> **Exercise instructions**
Each line that holds the string "التحكم" counts once. Say how many such lines the entries have, giving the number only.

Extracted records:

=-=-=-=-=

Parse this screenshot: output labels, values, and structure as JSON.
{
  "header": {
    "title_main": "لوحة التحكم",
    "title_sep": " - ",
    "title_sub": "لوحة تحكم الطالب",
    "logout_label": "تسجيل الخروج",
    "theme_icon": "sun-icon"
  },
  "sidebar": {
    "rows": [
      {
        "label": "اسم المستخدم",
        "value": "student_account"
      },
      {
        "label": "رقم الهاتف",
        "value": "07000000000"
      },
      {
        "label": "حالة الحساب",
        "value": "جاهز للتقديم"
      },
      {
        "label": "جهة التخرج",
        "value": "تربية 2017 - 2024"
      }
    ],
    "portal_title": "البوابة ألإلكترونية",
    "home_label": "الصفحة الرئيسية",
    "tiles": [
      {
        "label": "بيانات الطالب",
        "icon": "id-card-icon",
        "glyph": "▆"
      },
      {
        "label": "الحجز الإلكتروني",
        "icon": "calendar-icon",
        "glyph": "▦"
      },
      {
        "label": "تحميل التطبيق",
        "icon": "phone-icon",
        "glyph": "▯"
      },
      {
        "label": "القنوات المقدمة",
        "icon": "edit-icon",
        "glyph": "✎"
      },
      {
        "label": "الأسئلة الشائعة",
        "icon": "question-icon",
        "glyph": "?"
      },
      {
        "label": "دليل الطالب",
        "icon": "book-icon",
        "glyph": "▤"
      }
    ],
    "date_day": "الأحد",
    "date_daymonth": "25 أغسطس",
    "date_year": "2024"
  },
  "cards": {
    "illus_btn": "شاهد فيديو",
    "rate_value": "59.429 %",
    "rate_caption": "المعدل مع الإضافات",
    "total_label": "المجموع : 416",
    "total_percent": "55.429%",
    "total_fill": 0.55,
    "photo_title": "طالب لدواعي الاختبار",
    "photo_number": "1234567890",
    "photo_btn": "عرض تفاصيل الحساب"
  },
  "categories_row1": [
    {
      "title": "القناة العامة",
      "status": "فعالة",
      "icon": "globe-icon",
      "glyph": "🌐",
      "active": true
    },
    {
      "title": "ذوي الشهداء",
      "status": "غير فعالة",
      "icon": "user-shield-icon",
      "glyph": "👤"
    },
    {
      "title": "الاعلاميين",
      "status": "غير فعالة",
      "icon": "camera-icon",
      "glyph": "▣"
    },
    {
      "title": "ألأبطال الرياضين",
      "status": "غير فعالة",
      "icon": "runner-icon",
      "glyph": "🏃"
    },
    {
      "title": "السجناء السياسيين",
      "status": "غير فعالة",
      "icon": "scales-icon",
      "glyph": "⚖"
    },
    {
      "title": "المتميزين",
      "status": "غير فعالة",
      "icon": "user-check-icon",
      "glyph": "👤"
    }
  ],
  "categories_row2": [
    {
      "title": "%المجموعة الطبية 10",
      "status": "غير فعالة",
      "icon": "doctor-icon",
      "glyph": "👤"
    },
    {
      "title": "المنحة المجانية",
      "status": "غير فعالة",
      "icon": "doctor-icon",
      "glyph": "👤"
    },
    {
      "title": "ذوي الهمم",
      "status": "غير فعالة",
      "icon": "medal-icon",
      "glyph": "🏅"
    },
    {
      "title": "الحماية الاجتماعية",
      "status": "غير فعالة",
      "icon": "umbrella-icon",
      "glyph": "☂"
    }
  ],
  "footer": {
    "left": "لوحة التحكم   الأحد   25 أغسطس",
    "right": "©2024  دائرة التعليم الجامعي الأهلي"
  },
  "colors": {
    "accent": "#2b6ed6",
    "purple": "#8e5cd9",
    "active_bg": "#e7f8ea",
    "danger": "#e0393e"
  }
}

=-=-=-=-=

> **Answer area**
2